Government measures to raise China's hog population to head off sharp pork price rises may produce only limited results in the second half of the year, trimming the extent to which Beijing hopes to restrain prices after reaching record levels in mid-June, analysts said Thursday.
With sharply higher pork prices stoking Chinese inflation, Beijing said Wednesday it would resume a CNY2.5 billion investment program to support large-scale pig farms. Rising Chinese pork prices are also contributing to higher U.S. pork futures prices, as exporters anticipate increased demand from across the Pacific.
China's pork prices have been rising since March 2010, reaching a record CNY23.61 a kilogram in mid-June, 57% higher than a year earlier.
Premier Wen Jiabao singled out pork, a staple among Chinese households, as a leading cause of accelerating inflation, after the country recorded a 6.4% rise in the consumer price index in June.
"We expect pork prices to rise a bit further in July, and pork inflation at about 60% year-on-year, and start to decline in August on the coming rise of pork supply," Bank of America Merrill Lynch economist Ting Lu said.
In addition to the CNY2.5 billion infrastructure investment budget, the government said Wednesday that it will provide a subsidy of CNY100 per sow to encourage farmers to support pig production.
U.S. lean-hog futures rose 1.7% to 99.6 cents a pound at the Chicago Mercantile Exchange Wednesday on the back of a sharp rally in corn prices and a recent rise in pork prices.
News of China's government measures underpinned prices, even as a U.S. Department of Agriculture report Wednesday also showed U.S. pork exports continuing to boom this year.
Beijing's subsidy to farmers for raising sows would effectively expand a previous subsidy that was limited to just "quality breeding sows," said Chenjun Pan, an agriculture analyst with Rabobank.
China has also made commitments to subsidize pig immunization and other public-health measures to more closely supervise the potential safety hazards of rapidly ramping up China's hog population.
In any case, the measures are likely to take at least four to six months before it's clear if the policies are effective.
"Farmers only really began replenishing pig stocks in June, and these [new hog stocks] can only be brought to slaughter in four to six months," Pan said.
China's hog population is expected to rise about 2% from 453 million head last year even with these enhanced measures, Rabobank said. "It's not that easy to increase the hog population and it won't have immediate results," Pan said.
The investment program for hog-farm infrastructure was suspended in 2008, once prices eased after the last spike, but bouts of foot-and-mouth disease from March 2010 and swine flu in mid-2009 culled the hog population, restoring upward pressure to pork prices.
"We expect prices will fall slightly [in the months ahead] but not that much, though the chances of a continued price increase will also be smaller," Pan said.
The pressure on pork prices has also fed into import demand for corn, though analysts said it's less clear if it will immediately result in higher demand for foreign pork.

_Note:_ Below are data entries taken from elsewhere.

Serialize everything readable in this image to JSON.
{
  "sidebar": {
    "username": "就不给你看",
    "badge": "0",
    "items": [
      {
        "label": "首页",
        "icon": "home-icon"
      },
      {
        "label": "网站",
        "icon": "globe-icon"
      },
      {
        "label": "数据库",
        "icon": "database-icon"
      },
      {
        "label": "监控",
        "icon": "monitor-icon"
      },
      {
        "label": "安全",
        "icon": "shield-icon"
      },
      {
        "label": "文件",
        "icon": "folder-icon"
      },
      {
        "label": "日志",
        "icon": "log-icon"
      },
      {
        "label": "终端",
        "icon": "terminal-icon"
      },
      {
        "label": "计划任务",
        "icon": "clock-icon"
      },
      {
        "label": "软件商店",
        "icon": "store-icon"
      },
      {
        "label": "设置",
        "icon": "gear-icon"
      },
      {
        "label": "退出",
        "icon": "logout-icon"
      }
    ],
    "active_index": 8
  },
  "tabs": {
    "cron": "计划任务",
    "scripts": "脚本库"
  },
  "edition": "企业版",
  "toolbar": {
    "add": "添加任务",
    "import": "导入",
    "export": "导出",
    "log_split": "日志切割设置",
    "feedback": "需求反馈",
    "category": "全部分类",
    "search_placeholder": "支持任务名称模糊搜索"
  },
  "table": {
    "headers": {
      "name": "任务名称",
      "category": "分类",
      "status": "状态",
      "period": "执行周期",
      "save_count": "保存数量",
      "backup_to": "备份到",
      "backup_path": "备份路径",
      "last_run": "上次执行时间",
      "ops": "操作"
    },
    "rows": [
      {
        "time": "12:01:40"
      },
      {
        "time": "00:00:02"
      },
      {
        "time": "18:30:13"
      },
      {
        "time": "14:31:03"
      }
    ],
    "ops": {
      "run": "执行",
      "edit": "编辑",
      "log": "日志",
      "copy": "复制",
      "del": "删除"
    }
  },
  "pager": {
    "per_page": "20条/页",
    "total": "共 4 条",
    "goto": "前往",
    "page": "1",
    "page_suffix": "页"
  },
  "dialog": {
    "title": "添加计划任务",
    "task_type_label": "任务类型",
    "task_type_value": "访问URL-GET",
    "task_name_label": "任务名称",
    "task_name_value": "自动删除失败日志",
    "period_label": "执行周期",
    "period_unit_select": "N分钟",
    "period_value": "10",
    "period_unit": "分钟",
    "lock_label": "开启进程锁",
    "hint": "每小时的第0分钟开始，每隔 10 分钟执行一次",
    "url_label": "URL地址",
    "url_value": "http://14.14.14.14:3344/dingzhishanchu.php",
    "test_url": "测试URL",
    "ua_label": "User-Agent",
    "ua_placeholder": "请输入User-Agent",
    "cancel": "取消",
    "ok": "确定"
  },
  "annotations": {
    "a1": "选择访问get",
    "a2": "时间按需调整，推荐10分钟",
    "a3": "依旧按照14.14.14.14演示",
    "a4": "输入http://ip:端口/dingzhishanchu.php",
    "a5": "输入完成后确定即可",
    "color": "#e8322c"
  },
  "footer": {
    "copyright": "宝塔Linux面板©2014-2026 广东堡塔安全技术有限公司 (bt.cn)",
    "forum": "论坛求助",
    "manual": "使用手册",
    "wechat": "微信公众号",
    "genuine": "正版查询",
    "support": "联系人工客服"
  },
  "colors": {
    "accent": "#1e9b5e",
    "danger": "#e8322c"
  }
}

"I don't think pork imports are going to rise much, as global prices are still quite high and have risen sharply," Zheshang Futures analyst Xu Wenjie said.
Still, data from the U.S. Meat Export Federation indicate 2011 U.S. pork exports to Hong Kong and China could grow 14% on year.
The increased demand is more apparent in the corn sector. China has bought 3.7 million metric tons of corn from the U.S. so far this year, with sales for the full year likely to reach 5 million tons, an executive with a major state-owned grain trading company told Dow Jones Newswires earlier this week.
Such a volume would dwarf last year's 1.6 million tons of corn imports and mark the second consecutive year China has been a net corn importer after 15 years of net exports.
China's total corn imports for the year will likely use up 70%-80% of the government's annual tariff-rate quota of 7.4 million tons, Shanghai JC Intelligence Co. analyst Xiao Jun said this week.